The first point I want to make is the one overriding factor that any business needs to determine is their goals for a lease first, then they should choose a lease that best meets their needs.
There are really two “main-yet-different” goals for any lease: either you are leasing equipment to take advantage of the benefits of “ownership” (like Section 179), or you are leasing to “not own” the equipment, thus keeping the equipment off the balance sheet as an asset and instead listing the lease payments as an expense.
First let’s take a look at how Tax Accounting (e.g., the IRS) views leasing. They will look at any lease one of two ways: a True Tax Lease (also called a True Lease), and a Non-Tax Lease. A True Lease means the lessee (the company using the equipment) is NOT the owner of the equipment. In a Non-Tax Lease, the lessee is considered the owner.
So if you want to not own the equipment and keep it off the balance sheet as an asset and instead expense the lease payments, choose a True Lease. If you want to be considered the owner and take a Section 179 deduction, choose a Non-Tax Lease.
Now since this post is about leasing and taxes, I ought to stop right there, because that’s all you really need to know. But I’m a little OCD and want to finish, so let’s take a look at how Book Accounting views leasing.
Book Accounting leases are classified as either an Operating Lease or a Capital Lease. In an Operating Lease, the equipment is viewed as a rental – it’s neither an asset or a liability on the balance sheet. A Capital Lease is generally viewed as ownership.
These all seem similar, right? But “book accounting” and “tax accounting” don’t always see eye to eye on lease types. For example, a True Lease doesn’t always qualify as an Operating Lease, but an Operating Lease always qualifies as a True Lease.
I won’t go any further than that, because it’ll get into things that we all need to discuss with our CPA’s, not an equipment finance guru’s blog! And this is why I said earlier “pick your goal first, then pick a lease”, and we’ll get more into that next time.

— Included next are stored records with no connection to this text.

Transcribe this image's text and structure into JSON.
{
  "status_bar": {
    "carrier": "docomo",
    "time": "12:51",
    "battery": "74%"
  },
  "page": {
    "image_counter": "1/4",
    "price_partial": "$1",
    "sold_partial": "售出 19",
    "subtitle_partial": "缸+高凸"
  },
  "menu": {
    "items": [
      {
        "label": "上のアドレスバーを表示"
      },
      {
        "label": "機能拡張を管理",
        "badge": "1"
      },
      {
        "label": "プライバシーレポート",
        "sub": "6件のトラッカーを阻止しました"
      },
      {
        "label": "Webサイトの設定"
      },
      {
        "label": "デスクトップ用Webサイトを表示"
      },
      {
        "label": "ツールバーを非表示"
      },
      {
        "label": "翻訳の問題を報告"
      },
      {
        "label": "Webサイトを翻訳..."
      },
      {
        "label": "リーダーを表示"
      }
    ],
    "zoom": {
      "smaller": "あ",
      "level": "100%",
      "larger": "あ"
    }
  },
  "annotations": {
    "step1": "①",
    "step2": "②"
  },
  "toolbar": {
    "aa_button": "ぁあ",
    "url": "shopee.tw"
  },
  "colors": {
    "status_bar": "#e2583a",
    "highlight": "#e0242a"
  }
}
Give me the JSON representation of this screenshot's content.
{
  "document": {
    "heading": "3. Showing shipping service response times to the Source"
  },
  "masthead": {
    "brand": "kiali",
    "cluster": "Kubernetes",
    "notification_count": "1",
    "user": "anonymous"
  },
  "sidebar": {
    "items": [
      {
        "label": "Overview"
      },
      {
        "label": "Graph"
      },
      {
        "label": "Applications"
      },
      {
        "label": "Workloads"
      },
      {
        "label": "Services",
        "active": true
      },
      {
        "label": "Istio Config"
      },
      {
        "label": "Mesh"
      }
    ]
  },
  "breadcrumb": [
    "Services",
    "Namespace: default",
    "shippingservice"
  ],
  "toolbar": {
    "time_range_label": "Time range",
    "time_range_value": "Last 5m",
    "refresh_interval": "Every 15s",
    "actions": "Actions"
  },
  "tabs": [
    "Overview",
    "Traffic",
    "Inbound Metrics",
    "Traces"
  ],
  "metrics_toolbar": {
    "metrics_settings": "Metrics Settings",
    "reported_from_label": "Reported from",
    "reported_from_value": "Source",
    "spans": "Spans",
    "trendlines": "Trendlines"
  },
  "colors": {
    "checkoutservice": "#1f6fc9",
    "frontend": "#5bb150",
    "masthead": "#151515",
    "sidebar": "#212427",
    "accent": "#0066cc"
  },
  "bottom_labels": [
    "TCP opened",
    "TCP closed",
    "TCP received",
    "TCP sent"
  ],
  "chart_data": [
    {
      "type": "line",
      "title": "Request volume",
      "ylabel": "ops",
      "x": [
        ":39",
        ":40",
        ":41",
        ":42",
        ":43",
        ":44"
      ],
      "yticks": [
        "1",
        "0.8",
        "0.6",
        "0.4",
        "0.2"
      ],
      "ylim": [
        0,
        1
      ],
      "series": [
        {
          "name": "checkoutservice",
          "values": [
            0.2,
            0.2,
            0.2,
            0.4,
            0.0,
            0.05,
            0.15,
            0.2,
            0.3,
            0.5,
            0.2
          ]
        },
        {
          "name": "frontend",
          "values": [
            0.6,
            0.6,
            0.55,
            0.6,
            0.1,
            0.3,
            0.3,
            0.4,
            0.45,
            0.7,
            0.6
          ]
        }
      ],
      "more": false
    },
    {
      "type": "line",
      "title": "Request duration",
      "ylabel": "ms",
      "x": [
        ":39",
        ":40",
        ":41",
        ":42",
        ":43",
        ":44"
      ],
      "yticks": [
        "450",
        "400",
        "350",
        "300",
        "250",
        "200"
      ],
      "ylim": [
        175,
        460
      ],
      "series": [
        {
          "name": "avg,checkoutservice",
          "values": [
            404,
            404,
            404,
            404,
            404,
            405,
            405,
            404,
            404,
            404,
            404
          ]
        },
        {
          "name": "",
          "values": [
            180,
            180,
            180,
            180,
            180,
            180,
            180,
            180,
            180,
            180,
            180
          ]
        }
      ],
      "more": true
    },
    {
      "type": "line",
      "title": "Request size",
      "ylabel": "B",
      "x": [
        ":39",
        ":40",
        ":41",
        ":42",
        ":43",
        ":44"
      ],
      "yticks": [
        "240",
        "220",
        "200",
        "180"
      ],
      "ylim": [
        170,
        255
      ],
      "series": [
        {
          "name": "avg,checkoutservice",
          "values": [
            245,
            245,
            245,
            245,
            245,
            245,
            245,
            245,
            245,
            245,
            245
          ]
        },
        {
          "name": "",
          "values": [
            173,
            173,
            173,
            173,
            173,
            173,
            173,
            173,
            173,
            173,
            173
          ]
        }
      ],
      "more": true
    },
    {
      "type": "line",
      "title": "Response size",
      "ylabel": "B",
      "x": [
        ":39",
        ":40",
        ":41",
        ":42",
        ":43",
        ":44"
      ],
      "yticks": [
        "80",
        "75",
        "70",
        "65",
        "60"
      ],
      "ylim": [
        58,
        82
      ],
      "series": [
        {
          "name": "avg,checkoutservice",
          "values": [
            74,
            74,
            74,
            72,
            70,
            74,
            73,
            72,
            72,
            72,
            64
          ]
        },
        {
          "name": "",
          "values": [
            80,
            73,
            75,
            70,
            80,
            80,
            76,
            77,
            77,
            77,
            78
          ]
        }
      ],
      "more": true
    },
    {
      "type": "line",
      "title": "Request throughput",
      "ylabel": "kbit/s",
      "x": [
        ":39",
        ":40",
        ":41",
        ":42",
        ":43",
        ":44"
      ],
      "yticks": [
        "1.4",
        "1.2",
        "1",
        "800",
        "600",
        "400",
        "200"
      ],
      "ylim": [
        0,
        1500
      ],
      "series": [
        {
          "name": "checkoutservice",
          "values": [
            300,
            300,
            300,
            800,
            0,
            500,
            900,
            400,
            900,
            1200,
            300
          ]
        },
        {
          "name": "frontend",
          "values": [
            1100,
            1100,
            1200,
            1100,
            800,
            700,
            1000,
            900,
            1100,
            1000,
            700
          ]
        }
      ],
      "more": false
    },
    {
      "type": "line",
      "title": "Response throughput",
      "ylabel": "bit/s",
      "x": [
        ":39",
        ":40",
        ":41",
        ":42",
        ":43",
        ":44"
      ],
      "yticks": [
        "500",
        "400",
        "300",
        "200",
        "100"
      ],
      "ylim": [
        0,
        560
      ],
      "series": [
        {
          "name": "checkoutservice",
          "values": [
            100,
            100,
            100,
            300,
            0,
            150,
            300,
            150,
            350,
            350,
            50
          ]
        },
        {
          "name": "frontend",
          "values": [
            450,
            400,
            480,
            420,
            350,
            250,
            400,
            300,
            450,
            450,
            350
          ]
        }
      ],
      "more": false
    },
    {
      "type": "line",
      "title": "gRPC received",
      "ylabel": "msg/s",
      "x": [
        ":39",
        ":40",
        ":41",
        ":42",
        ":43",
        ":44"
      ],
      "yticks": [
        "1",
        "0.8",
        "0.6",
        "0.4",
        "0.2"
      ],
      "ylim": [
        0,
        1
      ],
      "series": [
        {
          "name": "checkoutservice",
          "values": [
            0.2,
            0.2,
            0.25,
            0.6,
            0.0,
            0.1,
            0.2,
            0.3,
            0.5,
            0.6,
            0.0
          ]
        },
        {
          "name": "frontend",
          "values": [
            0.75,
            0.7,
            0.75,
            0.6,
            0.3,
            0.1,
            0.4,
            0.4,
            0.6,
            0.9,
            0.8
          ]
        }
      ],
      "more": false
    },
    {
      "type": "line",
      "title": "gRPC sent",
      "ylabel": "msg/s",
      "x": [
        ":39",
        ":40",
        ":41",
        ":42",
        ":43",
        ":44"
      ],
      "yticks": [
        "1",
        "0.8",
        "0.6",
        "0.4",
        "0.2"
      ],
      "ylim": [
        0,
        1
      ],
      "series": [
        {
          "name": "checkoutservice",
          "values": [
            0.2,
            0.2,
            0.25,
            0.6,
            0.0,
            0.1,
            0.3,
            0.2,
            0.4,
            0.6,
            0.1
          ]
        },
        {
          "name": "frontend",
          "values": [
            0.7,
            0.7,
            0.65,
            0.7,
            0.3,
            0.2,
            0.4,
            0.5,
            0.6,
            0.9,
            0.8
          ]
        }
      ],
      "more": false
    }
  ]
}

[As always, this is not intended to be tax advice – always consult your tax adviser for details specific to your situation.]